First, I wouldn’t put a ton of stock into the Rapids’ home record. It’s solid, at 4-2-1 (unlike their road record, which is abysmal, also irrelevant), and it’s true that two of those wins came in their last two games. One of those – their 1-0 win over Sporting Kansas City – even registers as impressive on paper, but, per the condensed game, they didn’t win that game so much as survive it; SKC looked to have a lot of the better of the game (and the boxscore bears that out). Colorado looked better against Columbus Crew SC – they kept Zac Steffen respectably busy early – but they still trailed late and, while more than luck carried them through it, their first goal against Columbus was the only one from all three games that looked like something they could do again. In other words, it's not every game opposing defenses will gift them a win by losing Alan Gordon at the back post (or, ideally, Fanendo Adi).

It’s the familiar formula against Colorado, then – i.e., see they don’t accidentally bounce the ball into your team’s net, while making sure your side knocks at least one goal into their net (though a couple, three goals certainly sounds better) – and, voila, three points! And that could be easier this season than last - they're broadly middling in terms of MLS defenses - and it could be easier still on Saturday: injuries/risks to the back-line (and all over, really) have forced Colorado to cobble together defenses/a team in recent weeks; they’re only really stable at fullback (and then, not that great; Mikeil Williams/Eric Miller, in particular, shouldn’t give pause to anyone but the Rapids coaching staff). In the center, Kortne Ford (rookie, homegrown) has been the only constant over the past three games, but he, along with preferred starters, Axel Sjoberg and Jared Watts, is “questionable” for Saturday. With preferred back-up, Bobby Burling out, I’m guessing “questionable” will become “probable (with cortisone)” for one or two of Ford, Sjoberg and Watts, but Colorado’s defense isn’t 100% present regardless. For what it’s worth, Ford has looked good when he plays, and I rate Sjoberg pretty damn high; Watts, a converted midfielder, falls off without Sjoberg, so there’s that to file away.

Saturday, June 10, 2017

Portland Timbers 2-0 FC Dallas: On Good Problems to Have


Die, motherfucker!
Let’s face it: attrition loomed large tonight, as one Portland Timber after another threatened to limp off the field. Only two did in the end…the team’s starting centerbacks. No big whoop…

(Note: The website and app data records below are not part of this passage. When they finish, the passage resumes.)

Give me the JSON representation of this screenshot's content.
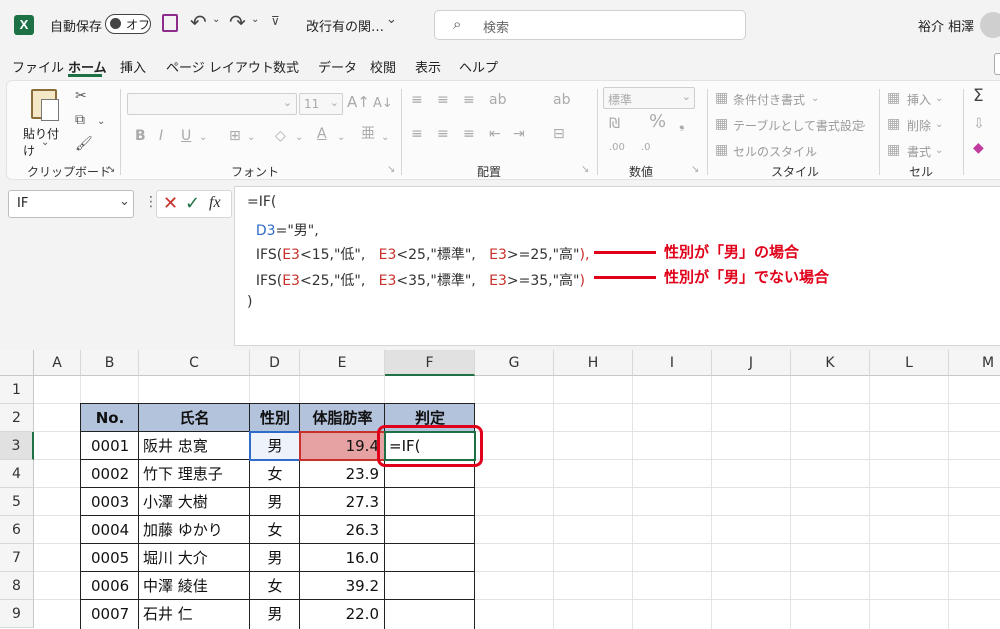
{
  "titlebar": {
    "autosave_label": "自動保存",
    "toggle_label": "オフ",
    "filename": "改行有の関…",
    "search_placeholder": "検索",
    "user_name": "裕介 相澤"
  },
  "menu": [
    "ファイル",
    "ホーム",
    "挿入",
    "ページ レイアウト",
    "数式",
    "データ",
    "校閲",
    "表示",
    "ヘルプ"
  ],
  "active_menu": "ホーム",
  "ribbon": {
    "clipboard": {
      "paste": "貼り付け",
      "label": "クリップボード"
    },
    "font": {
      "size": "11",
      "label": "フォント"
    },
    "alignment": {
      "label": "配置"
    },
    "number": {
      "format": "標準",
      "label": "数値"
    },
    "styles": {
      "conditional": "条件付き書式",
      "table": "テーブルとして書式設定",
      "cell_style": "セルのスタイル",
      "label": "スタイル"
    },
    "cells": {
      "insert": "挿入",
      "delete": "削除",
      "format": "書式",
      "label": "セル"
    }
  },
  "formula_bar": {
    "name_box": "IF",
    "fx": "fx",
    "lines": {
      "l1": "=IF(",
      "l2a": "D3",
      "l2b": "=\"男\",",
      "l3a": "IFS(",
      "l3b": "E3",
      "l3c": "<15,\"低\",",
      "l3d": "E3",
      "l3e": "<25,\"標準\",",
      "l3f": "E3",
      "l3g": ">=25,\"高\"",
      "l3h": "),",
      "l4a": "IFS(",
      "l4b": "E3",
      "l4c": "<25,\"低\",",
      "l4d": "E3",
      "l4e": "<35,\"標準\",",
      "l4f": "E3",
      "l4g": ">=35,\"高\"",
      "l4h": ")",
      "l5": ")"
    },
    "notes": [
      "性別が「男」の場合",
      "性別が「男」でない場合"
    ]
  },
  "grid": {
    "columns": [
      "A",
      "B",
      "C",
      "D",
      "E",
      "F",
      "G",
      "H",
      "I",
      "J",
      "K",
      "L",
      "M"
    ],
    "rows": [
      "1",
      "2",
      "3",
      "4",
      "5",
      "6",
      "7",
      "8",
      "9"
    ],
    "table_headers": [
      "No.",
      "氏名",
      "性別",
      "体脂肪率",
      "判定"
    ],
    "table_rows": [
      [
        "0001",
        "阪井 忠寛",
        "男",
        "19.4",
        "=IF("
      ],
      [
        "0002",
        "竹下 理恵子",
        "女",
        "23.9",
        ""
      ],
      [
        "0003",
        "小澤 大樹",
        "男",
        "27.3",
        ""
      ],
      [
        "0004",
        "加藤 ゆかり",
        "女",
        "26.3",
        ""
      ],
      [
        "0005",
        "堀川 大介",
        "男",
        "16.0",
        ""
      ],
      [
        "0006",
        "中澤 綾佳",
        "女",
        "39.2",
        ""
      ],
      [
        "0007",
        "石井 仁",
        "男",
        "22.0",
        ""
      ]
    ]
  },
  "colors": {
    "excel_green": "#1e7145",
    "header_fill": "#b4c3dc",
    "ref_blue": "#2e6cc8",
    "ref_red": "#c8312b",
    "highlight_red_fill": "#e6a2a2",
    "annotation_red": "#e0001a"
  }
}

So, yeah, both Liam Ridgewell and Roy Miller left the game, to be replaced by a Tetris-esque shifting of players/positions, and Timbers fans endured scares here and there throughout the game – whether it was Fanendo “Brace, Y’all!” Adi hurting (was it?) both ankles or Diego Valeri lying on the ground for two minutes that felt like five games’ worth of no one knowing how to make the Timbers’ attack work – but Portland hung (hanged? nah, think I got the verb right) on for the 2-0 win against visiting FC Dallas, aka, the team most likely to (what? win the league? be broadly awesome? prove the reality of The Youth Movement?). And, while that win was mostly encouraging, caveats attach to this thing like remoras that suck blood and eat happy thoughts…

…still, good win. This was my best-case scenario, so, hell yeah, I’m happy. It’s just that…I know stuff that lets me (makes me?) look at this game, and Portland’s last, with the coldest, deadest eyes since zombies.

First, the bad news: this is not The Best Possible Version of FC Dallas. I’d actually argue that, for a team without Walker Zimmerman, Matt Hedges (who is…just holy shit good), and Kellyn Acosta, Dallas played above their available level. God knows they made Portland labor to score – even as both goals resulted from the kind of fuck-ups that drive coaches to drink and/or early retirement. All in all, Dallas defended well enough tonight, but, when Adi stumbles just so, and after the kind of lucky bounce that only happens when a team presses allows Sebastian Blanco to feed him the simplest of passes, and when the other goal comes off another complete collapse, you credit the team that scored first, and ask what exactly went wrong for the other team very shortly thereafter.